- Something to put the ash in.
- Mask – it’s a good idea to throw a facemask on (as we all have them lying around the house now) and it may help with breathing in dust if you are sensitive to that).
Cleaning a Clay Chiminea With Sand
The fire will have happily burned down on the top of the sand surface. Using your dustpan, simply scoop up the ash waste from the fire and a little sand making sure you get it all.
Alternatively, you can use a sieve to scoop the sand through to separate it from the ash and other debris from the fire. This will allow you to use it again but also give it a good ‘clean’.
SAFETY NOTICE – ALWAYS MAKE SURE YOUR FIRE IS DEAD AND CHIMINEA IS PERFECTLY COOL BEFORE ATTEMPTING TO CLEAN IT.

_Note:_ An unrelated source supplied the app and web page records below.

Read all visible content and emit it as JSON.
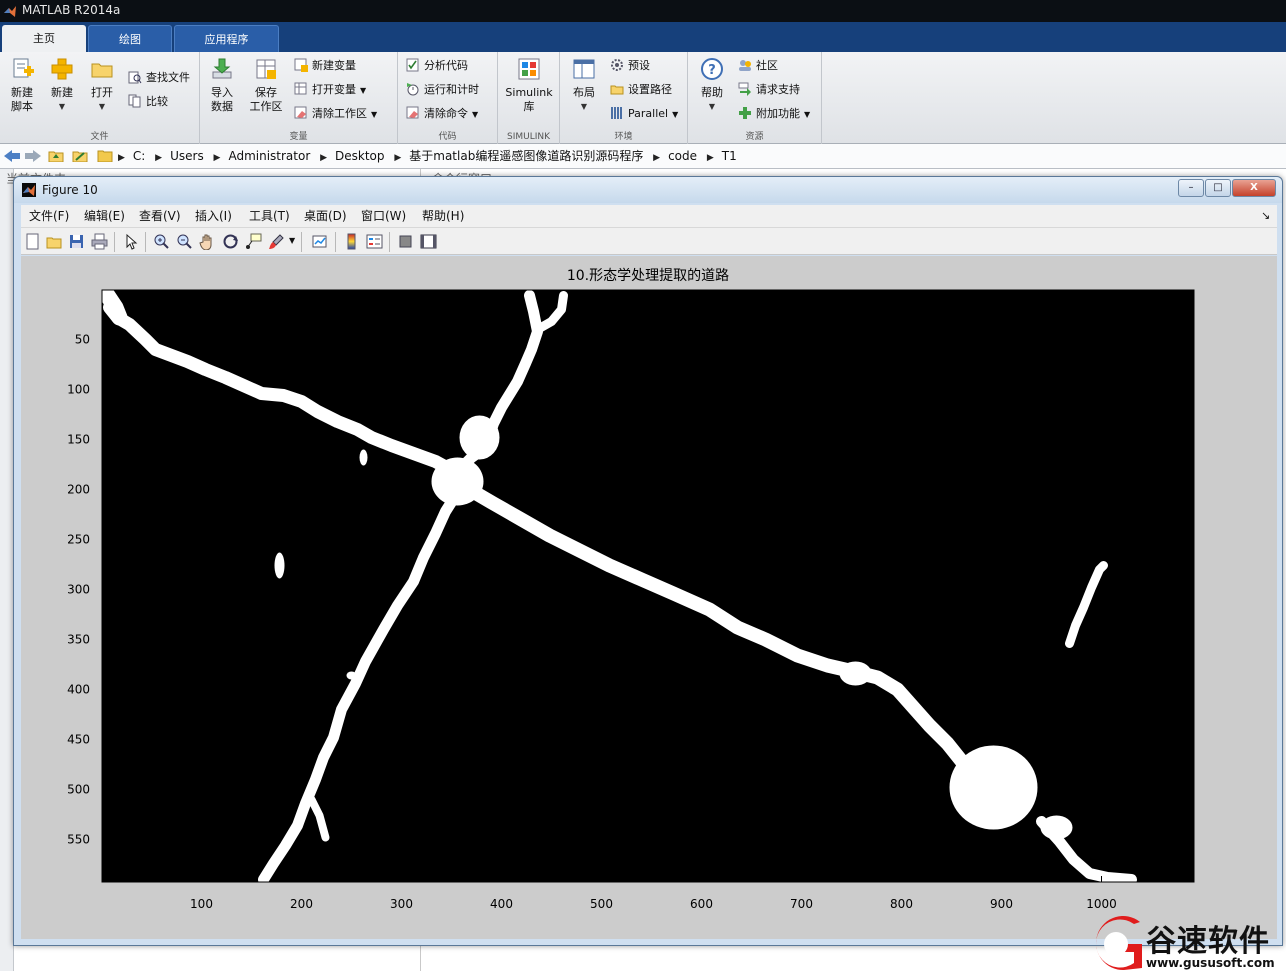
{
  "app": {
    "title": "MATLAB R2014a"
  },
  "ribbon": {
    "tabs": [
      {
        "label": "主页",
        "active": true
      },
      {
        "label": "绘图",
        "active": false
      },
      {
        "label": "应用程序",
        "active": false
      }
    ],
    "groups": {
      "file": {
        "label": "文件",
        "new_script": "新建\n脚本",
        "new": "新建",
        "open": "打开",
        "find_files": "查找文件",
        "compare": "比较"
      },
      "variable": {
        "label": "变量",
        "import": "导入\n数据",
        "save": "保存\n工作区",
        "new_variable": "新建变量",
        "open_variable": "打开变量",
        "clear_workspace": "清除工作区"
      },
      "code": {
        "label": "代码",
        "analyze": "分析代码",
        "run_time": "运行和计时",
        "clear_commands": "清除命令"
      },
      "simulink": {
        "label": "SIMULINK",
        "library": "Simulink\n库"
      },
      "environment": {
        "label": "环境",
        "layout": "布局",
        "preferences": "预设",
        "set_path": "设置路径",
        "parallel": "Parallel"
      },
      "resources": {
        "label": "资源",
        "help": "帮助",
        "community": "社区",
        "support": "请求支持",
        "addons": "附加功能"
      }
    }
  },
  "address": {
    "segments": [
      "C:",
      "Users",
      "Administrator",
      "Desktop",
      "基于matlab编程遥感图像道路识别源码程序",
      "code",
      "T1"
    ]
  },
  "background": {
    "current_folder_label": "当前文件夹",
    "command_window_label": "命令行窗口"
  },
  "figure": {
    "window_title": "Figure 10",
    "window_buttons": {
      "minimize": "–",
      "maximize": "□",
      "close": "X"
    },
    "menu": [
      "文件(F)",
      "编辑(E)",
      "查看(V)",
      "插入(I)",
      "工具(T)",
      "桌面(D)",
      "窗口(W)",
      "帮助(H)"
    ],
    "dock_arrow": "↘",
    "toolbar_icons": [
      "new-figure-icon",
      "open-file-icon",
      "save-icon",
      "print-icon",
      "pointer-icon",
      "zoom-in-icon",
      "zoom-out-icon",
      "pan-hand-icon",
      "rotate-3d-icon",
      "data-cursor-icon",
      "brush-icon",
      "link-plot-icon",
      "colorbar-icon",
      "legend-icon",
      "hide-plot-tools-icon",
      "show-plot-tools-icon"
    ]
  },
  "chart_data": {
    "type": "image",
    "title": "10.形态学处理提取的道路",
    "xlim": [
      0.5,
      1092.5
    ],
    "ylim": [
      0.5,
      592.5
    ],
    "y_reversed": true,
    "xticks": [
      100,
      200,
      300,
      400,
      500,
      600,
      700,
      800,
      900,
      1000
    ],
    "yticks": [
      50,
      100,
      150,
      200,
      250,
      300,
      350,
      400,
      450,
      500,
      550
    ],
    "colormap": {
      "background": "#000000",
      "foreground": "#ffffff"
    },
    "road_paths": [
      {
        "name": "northwest-road",
        "width": 13,
        "points": [
          [
            8,
            18
          ],
          [
            16,
            28
          ],
          [
            28,
            35
          ],
          [
            44,
            50
          ],
          [
            54,
            60
          ],
          [
            70,
            66
          ],
          [
            86,
            72
          ],
          [
            104,
            80
          ],
          [
            124,
            88
          ],
          [
            142,
            96
          ],
          [
            160,
            104
          ],
          [
            182,
            106
          ],
          [
            200,
            112
          ],
          [
            216,
            122
          ],
          [
            236,
            132
          ],
          [
            256,
            140
          ],
          [
            270,
            148
          ],
          [
            290,
            156
          ],
          [
            312,
            164
          ],
          [
            334,
            172
          ],
          [
            356,
            184
          ]
        ]
      },
      {
        "name": "north-road",
        "width": 11,
        "points": [
          [
            352,
            186
          ],
          [
            370,
            168
          ],
          [
            384,
            158
          ],
          [
            392,
            134
          ],
          [
            400,
            118
          ],
          [
            416,
            92
          ],
          [
            424,
            74
          ],
          [
            430,
            60
          ],
          [
            436,
            42
          ],
          [
            432,
            22
          ],
          [
            428,
            6
          ]
        ]
      },
      {
        "name": "southwest-road",
        "width": 11,
        "points": [
          [
            358,
            200
          ],
          [
            344,
            222
          ],
          [
            334,
            244
          ],
          [
            322,
            268
          ],
          [
            312,
            292
          ],
          [
            296,
            316
          ],
          [
            282,
            340
          ],
          [
            264,
            372
          ],
          [
            254,
            394
          ],
          [
            240,
            420
          ],
          [
            232,
            448
          ],
          [
            222,
            468
          ],
          [
            214,
            490
          ],
          [
            204,
            514
          ],
          [
            196,
            536
          ],
          [
            184,
            556
          ],
          [
            172,
            574
          ],
          [
            162,
            590
          ]
        ]
      },
      {
        "name": "southeast-road",
        "width": 14,
        "points": [
          [
            368,
            200
          ],
          [
            392,
            214
          ],
          [
            420,
            230
          ],
          [
            448,
            246
          ],
          [
            476,
            260
          ],
          [
            508,
            276
          ],
          [
            540,
            290
          ],
          [
            572,
            304
          ],
          [
            608,
            320
          ],
          [
            636,
            338
          ],
          [
            664,
            350
          ],
          [
            696,
            366
          ],
          [
            726,
            376
          ],
          [
            752,
            382
          ],
          [
            776,
            388
          ],
          [
            796,
            400
          ],
          [
            812,
            418
          ],
          [
            828,
            436
          ],
          [
            846,
            454
          ],
          [
            862,
            474
          ]
        ]
      },
      {
        "name": "east-road",
        "width": 11,
        "points": [
          [
            940,
            532
          ],
          [
            958,
            552
          ],
          [
            972,
            570
          ],
          [
            988,
            584
          ],
          [
            1006,
            588
          ],
          [
            1030,
            590
          ]
        ]
      },
      {
        "name": "northeast-fragment",
        "width": 9,
        "points": [
          [
            968,
            354
          ],
          [
            974,
            336
          ],
          [
            982,
            318
          ],
          [
            990,
            298
          ],
          [
            998,
            280
          ],
          [
            1002,
            276
          ]
        ]
      },
      {
        "name": "north-fork",
        "width": 9,
        "points": [
          [
            436,
            40
          ],
          [
            450,
            32
          ],
          [
            460,
            20
          ],
          [
            462,
            6
          ]
        ]
      },
      {
        "name": "northwest-corner",
        "width": 16,
        "points": [
          [
            6,
            6
          ],
          [
            14,
            18
          ],
          [
            18,
            28
          ]
        ]
      },
      {
        "name": "road-stub-south",
        "width": 8,
        "points": [
          [
            210,
            510
          ],
          [
            218,
            526
          ],
          [
            224,
            548
          ]
        ]
      }
    ],
    "blobs": [
      {
        "name": "junction-blob",
        "cx": 356,
        "cy": 192,
        "rx": 26,
        "ry": 24
      },
      {
        "name": "north-junction-blob",
        "cx": 378,
        "cy": 148,
        "rx": 20,
        "ry": 22
      },
      {
        "name": "southeast-blob",
        "cx": 892,
        "cy": 498,
        "rx": 44,
        "ry": 42
      },
      {
        "name": "east-small-blob",
        "cx": 955,
        "cy": 538,
        "rx": 16,
        "ry": 12
      },
      {
        "name": "east-mid-blob",
        "cx": 754,
        "cy": 384,
        "rx": 16,
        "ry": 12
      },
      {
        "name": "isolated-speck",
        "cx": 178,
        "cy": 276,
        "rx": 5,
        "ry": 13
      },
      {
        "name": "west-stub",
        "cx": 250,
        "cy": 386,
        "rx": 5,
        "ry": 4
      },
      {
        "name": "northwest-stub",
        "cx": 262,
        "cy": 168,
        "rx": 4,
        "ry": 8
      }
    ]
  }
}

how to Clean a Metal Chiminea
First, remove any large fire debris left over with tongs or gloved hands or indeed just bare hands if you’re not bothered about getting dirty.
Often metal chimineas whether they are steel or cast iron will have a grate in the bottom to raise the fire up and help with the airflow. Remove this and brush it down with a dry brush to remove any ash.
Next using a dustpan, scoop out the ash and fire debris from the bottom of your fire bowl. Good idea to use gloves and a mask and even some eye protection if you have it to cover all bases.
What Should I Do With The Ash From My Chiminea?
If you are looking for the correct way to dispose of your ash, unless you have a way of collecting for compost or food waste disposal then it would go in general waste. Fire leftover from ash can be put to good use in making compost as it contains a large amount of potassium….apparently.
Check out this article over at Firewood Centre for some cool ways to recycle your fireplace ash. You can do all sorts from gritting your driveway to dehumidify your home with it!
Should I Clean The Inside of My Chiminea?
No with the only exception being if the chimney is actually obscured. If your chiminea has a non-obstructive coating of soot on the inside, it’s perfectly fine to leave it there.
In fact, I’d encourage you to do so. In particular with traditional clay chimineas, it’s best to leave the inside alone.
You would only need to clean out the inside of a chiminea if the chimney function was obstructed by soot buildup or if there was considerable soot buildup that may cause a fire hazard. Then it’s a good time to get a rough brush around the inside and shake loose the soot and dispose of it.
In general, inside cleaning of a chiminea is only needed at extremely high levels of use.
Probably the main consequence of not cleaning out your chiminea is an overly smoky fire. If you light fire upon fire without cleaning out the fire bowl, you will get more smoke. Having a clean chiminea makes sure the chiminea works as it should and keep your fires burning bright.